As an expat I live a life in limbo, tentatively and cautiously, and in waiting. I don’t know for what, it’s just like I un-pause some moments or parts of my life that I absolutely have to live.
All other big decisions are in storage for now. There is no way we are going to settle here. When friends ask why, there are many reasons, some convincing, some ambiguous – parents, culture, motherland, etc. I don’t remember a time in my life when I was so patriotic as I am now. I am so closely following the count-down to the 2014 general elections. I need to see if I can get the Aadhar card on my forthcoming trip. On weekends, we have a Hindi only rule at home with each other, which means only the husband and me talk, and for a change the kids listen. 🙂 Similarly, I question those who want to stay here permanently. I don’t understand their reasons either, to each his own.
Here, we were at home in an apartment, after all it’s close to the park. And life in our city back home would’ve been the same. The kids are happy with the school, and we all have some friends to get by. I have been considering the next step in my placid life. So when the husband firmed our plants to move out to the interior a bit, to a house with a small garden, we reacted fiercely – woken up from our languorous slumber.
Our life is to be turned topsy-turvy. Changes do that to you. New directions, new connections. Bye bye to the old and known way of life. But then, why are we so resistant to the change? Suddenly, this small and quiet place which I have on many occasions lamented for its limitations has become most loved.
I listed every reason compelling which would make the husband see reason. His commute to work. No problem, it will be good for discipline. My life here, and friends, I ask. Life does not stop in a new place, you will find friends, rather nodding acquaintances there too. Not that I drop into my friends’ place everyday, we always plan in advance.
The last and most precise Brahmastra was the kids and their school – they have friends, they are well settled and happy. A new phase of adjustment all over again. Why? In 2 years max, I am planning to return home, again for their education. The husband focuses on the now. Experiencing change is not a bad thing. Let them jump and play around to their heart’s content for a while and not be disciplined by the downstairs neighbour’s thumping of the ceiling.
A move has been imminent, I realise. We had taken to walking on tip-toes for a while and constantly rebuking the children from running around. The only question was a move so far. The children have taken it very well. They are excited about living in a house with a garden. Will there be a school there too? And is there a park and a library? Yipee!

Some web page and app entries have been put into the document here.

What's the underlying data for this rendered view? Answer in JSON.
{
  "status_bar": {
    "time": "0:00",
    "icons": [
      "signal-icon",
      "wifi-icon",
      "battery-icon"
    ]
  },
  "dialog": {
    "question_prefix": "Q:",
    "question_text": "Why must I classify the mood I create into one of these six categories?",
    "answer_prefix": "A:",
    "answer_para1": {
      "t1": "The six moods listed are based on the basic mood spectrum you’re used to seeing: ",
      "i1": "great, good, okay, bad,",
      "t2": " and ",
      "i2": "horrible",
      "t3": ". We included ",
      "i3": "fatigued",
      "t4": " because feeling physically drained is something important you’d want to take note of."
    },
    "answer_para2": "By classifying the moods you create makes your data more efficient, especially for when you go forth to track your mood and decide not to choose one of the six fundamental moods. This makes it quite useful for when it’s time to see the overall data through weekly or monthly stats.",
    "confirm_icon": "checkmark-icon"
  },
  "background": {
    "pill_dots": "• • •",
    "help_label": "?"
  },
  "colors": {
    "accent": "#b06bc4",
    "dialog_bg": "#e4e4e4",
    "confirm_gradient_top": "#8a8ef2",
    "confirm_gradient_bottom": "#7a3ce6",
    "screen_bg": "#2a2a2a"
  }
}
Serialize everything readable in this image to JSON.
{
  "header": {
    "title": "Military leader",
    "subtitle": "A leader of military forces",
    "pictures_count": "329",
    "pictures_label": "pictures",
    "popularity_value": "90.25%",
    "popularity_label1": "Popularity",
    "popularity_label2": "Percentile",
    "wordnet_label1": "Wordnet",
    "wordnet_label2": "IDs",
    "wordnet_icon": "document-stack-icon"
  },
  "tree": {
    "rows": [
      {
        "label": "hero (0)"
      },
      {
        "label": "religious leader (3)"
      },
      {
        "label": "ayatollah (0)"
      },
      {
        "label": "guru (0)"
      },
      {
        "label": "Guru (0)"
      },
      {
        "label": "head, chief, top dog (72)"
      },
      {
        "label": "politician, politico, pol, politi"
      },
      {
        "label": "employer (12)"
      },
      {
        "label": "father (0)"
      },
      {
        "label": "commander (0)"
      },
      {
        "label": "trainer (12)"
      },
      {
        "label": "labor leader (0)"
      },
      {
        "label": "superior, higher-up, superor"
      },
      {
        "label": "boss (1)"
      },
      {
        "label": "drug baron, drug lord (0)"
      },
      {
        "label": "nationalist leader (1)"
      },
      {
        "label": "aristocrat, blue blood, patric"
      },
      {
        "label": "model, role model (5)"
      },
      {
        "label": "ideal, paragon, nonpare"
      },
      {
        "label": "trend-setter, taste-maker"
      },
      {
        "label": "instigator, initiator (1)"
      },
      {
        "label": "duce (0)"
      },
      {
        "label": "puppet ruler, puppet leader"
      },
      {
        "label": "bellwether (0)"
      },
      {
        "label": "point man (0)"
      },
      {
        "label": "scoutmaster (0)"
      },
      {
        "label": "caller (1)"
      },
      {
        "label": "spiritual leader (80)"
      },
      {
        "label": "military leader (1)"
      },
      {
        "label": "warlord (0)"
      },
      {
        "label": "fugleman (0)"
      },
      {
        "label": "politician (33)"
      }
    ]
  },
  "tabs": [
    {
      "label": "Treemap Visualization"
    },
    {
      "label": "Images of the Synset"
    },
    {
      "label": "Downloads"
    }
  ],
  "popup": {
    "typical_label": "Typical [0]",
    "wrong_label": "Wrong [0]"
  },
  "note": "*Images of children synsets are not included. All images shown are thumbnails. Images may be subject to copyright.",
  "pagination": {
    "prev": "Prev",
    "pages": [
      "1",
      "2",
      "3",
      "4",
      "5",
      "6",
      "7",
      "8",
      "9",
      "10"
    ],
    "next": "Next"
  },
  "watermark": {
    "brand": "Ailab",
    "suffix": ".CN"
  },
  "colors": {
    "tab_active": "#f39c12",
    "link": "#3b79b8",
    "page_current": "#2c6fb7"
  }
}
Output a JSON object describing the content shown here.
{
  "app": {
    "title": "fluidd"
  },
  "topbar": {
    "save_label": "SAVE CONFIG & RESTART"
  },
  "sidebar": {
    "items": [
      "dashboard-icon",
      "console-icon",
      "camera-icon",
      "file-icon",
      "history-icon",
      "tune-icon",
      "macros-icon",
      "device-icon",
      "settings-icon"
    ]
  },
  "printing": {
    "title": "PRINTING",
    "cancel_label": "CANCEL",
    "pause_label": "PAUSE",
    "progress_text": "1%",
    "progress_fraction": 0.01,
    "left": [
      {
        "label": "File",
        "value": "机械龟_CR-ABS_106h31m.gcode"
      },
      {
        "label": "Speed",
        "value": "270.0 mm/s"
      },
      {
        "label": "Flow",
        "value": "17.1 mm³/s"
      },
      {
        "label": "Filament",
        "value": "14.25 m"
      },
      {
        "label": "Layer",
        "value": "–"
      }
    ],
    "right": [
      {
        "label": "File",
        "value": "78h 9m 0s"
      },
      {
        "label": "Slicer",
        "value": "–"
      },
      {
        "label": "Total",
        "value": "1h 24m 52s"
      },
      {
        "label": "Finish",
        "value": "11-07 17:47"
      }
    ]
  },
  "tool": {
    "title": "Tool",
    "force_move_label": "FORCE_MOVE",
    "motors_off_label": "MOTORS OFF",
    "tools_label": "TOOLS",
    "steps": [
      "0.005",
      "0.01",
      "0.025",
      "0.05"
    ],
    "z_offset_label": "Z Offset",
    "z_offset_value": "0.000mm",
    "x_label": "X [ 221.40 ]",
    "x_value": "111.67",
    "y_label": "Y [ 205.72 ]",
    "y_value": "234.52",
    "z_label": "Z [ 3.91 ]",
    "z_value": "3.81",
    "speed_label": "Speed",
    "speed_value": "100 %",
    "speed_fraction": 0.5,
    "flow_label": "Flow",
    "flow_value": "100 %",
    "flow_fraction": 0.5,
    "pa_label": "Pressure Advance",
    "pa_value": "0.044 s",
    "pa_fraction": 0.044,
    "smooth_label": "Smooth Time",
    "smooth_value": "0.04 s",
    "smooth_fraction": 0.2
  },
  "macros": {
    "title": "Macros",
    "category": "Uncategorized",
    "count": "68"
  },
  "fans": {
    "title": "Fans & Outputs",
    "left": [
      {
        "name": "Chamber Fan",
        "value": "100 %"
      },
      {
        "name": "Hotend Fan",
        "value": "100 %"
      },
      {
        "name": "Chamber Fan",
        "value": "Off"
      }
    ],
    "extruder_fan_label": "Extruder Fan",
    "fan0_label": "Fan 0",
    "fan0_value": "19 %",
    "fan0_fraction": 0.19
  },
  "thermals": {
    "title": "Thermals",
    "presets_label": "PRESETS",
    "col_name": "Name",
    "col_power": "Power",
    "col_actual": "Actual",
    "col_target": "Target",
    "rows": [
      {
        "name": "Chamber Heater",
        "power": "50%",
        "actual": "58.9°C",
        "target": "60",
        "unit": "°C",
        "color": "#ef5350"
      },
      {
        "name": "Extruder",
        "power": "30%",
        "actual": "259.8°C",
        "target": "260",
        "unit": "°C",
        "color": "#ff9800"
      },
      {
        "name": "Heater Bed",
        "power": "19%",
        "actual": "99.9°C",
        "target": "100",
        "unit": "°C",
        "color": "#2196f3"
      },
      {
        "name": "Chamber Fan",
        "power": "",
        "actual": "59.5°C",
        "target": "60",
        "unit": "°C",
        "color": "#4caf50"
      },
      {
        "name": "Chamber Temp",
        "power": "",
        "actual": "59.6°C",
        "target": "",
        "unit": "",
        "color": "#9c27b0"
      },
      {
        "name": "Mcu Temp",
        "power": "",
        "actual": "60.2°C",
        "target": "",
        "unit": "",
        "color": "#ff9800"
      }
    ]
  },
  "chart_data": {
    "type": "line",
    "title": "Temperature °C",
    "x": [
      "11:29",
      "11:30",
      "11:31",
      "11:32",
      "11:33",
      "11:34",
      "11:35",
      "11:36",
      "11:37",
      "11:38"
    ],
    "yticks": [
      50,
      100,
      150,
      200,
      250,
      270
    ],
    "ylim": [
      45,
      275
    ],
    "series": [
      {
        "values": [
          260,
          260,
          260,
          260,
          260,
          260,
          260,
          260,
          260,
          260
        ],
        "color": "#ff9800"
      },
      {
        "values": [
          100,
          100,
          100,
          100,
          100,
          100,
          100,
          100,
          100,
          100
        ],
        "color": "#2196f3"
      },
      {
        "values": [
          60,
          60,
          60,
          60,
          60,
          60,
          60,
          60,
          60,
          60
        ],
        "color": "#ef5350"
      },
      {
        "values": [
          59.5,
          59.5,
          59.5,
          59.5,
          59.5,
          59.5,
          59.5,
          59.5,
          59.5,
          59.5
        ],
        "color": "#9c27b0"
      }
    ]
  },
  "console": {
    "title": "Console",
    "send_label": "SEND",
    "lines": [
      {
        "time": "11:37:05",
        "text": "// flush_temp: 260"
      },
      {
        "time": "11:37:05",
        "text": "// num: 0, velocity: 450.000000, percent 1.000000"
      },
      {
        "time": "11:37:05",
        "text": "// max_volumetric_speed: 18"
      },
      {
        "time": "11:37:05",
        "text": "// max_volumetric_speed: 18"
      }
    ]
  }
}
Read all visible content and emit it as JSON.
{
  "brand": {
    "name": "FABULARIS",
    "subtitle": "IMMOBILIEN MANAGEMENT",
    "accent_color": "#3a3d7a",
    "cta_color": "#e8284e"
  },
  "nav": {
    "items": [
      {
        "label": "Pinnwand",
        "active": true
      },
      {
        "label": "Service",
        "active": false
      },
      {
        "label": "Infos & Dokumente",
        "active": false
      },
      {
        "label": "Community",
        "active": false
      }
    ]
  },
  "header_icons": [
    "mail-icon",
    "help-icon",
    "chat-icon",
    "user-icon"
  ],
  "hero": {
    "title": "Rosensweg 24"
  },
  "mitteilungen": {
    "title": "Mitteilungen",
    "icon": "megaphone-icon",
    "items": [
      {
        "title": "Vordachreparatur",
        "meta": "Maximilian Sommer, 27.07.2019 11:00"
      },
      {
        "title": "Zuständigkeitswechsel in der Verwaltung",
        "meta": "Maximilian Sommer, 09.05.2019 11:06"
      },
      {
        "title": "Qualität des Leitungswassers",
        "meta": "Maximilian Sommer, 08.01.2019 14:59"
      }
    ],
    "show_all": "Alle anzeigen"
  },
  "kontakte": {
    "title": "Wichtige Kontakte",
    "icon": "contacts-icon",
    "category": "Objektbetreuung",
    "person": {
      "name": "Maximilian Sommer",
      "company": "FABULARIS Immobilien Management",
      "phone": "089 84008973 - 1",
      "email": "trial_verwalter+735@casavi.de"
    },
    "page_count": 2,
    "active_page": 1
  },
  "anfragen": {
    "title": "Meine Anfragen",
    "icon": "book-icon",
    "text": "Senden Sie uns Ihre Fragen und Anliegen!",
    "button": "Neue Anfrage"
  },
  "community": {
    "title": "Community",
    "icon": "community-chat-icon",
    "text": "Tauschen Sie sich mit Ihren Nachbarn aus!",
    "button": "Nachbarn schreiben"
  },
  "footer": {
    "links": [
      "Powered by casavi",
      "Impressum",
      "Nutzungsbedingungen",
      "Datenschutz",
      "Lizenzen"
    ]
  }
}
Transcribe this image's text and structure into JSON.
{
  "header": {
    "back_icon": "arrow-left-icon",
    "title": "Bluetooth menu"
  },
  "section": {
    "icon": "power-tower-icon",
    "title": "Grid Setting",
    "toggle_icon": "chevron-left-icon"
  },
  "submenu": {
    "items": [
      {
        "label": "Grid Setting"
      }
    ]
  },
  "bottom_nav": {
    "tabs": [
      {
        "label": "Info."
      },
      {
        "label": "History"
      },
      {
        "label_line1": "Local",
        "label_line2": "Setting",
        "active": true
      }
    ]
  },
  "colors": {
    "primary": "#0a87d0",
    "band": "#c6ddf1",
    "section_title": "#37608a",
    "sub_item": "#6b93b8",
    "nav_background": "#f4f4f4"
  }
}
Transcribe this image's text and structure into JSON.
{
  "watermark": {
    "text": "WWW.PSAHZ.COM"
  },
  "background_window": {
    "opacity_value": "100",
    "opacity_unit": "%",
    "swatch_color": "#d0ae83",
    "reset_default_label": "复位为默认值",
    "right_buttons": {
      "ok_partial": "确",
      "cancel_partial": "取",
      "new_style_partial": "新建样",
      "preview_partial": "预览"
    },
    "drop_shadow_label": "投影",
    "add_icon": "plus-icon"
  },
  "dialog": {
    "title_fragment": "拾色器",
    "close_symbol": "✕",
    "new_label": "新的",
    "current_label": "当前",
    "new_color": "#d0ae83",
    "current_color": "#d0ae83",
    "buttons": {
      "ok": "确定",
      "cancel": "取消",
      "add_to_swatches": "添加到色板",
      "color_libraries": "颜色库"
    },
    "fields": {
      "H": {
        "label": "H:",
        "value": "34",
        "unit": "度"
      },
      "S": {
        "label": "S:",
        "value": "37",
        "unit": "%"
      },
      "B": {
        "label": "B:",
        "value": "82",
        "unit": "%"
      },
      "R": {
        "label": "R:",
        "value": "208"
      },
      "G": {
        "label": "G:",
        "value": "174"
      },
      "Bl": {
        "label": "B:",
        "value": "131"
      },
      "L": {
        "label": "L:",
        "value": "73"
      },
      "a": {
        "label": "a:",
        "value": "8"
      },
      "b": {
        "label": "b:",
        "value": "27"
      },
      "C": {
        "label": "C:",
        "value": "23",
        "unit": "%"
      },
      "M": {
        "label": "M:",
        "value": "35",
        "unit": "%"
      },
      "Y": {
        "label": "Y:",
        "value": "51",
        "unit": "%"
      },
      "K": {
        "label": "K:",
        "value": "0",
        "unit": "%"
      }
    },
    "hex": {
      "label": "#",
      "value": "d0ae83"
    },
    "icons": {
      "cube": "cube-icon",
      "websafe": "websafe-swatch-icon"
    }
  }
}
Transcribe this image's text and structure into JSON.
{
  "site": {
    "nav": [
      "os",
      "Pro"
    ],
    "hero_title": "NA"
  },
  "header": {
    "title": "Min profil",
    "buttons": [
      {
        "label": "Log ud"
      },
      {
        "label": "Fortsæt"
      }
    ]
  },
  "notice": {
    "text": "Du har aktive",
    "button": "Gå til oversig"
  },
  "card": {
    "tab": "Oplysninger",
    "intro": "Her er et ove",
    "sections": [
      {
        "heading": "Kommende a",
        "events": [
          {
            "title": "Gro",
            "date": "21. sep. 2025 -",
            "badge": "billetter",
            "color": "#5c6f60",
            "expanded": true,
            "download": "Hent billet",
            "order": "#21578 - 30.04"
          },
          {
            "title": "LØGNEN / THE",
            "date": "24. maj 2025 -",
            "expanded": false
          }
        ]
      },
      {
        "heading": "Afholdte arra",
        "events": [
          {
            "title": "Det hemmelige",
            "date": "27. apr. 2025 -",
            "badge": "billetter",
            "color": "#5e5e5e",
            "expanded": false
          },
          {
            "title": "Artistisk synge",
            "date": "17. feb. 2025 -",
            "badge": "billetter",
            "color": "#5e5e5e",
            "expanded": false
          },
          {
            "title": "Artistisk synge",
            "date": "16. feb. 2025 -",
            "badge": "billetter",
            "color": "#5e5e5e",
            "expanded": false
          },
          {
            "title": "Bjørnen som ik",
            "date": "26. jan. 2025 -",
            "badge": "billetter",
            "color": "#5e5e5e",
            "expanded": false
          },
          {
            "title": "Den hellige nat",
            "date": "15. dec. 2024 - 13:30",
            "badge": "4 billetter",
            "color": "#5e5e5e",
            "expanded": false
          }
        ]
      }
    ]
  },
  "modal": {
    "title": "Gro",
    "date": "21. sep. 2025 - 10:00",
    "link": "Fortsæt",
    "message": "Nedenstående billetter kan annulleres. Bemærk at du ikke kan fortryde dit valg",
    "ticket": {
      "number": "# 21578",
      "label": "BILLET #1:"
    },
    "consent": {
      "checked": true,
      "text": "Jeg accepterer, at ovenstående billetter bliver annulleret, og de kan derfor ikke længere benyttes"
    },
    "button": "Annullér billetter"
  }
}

Me, I have resigned to being disciplined in managing house and having a few more window panes to clean. Maybe I could grow a herb garden. Remembering to water the plants, help me get back to nature. We will be exploring a new part of the country. What will we discover around the corner. If nothing, even help define a little bit of ‘Indian’ to those with curiosity about our culture. The inertia and lethargy of my daily existence has been cast away. I am making lists and collecting cartons from all the super-markets in the vicinity. Change is the only constant.
Vibha, aka Chatty Wren, is a full-time mother to two delightful little girls. She blogs at http://wrenwarbles.blogspot.com about her life with her little ones, ups and downs of living in a foreign country and anything else that catches her fancy.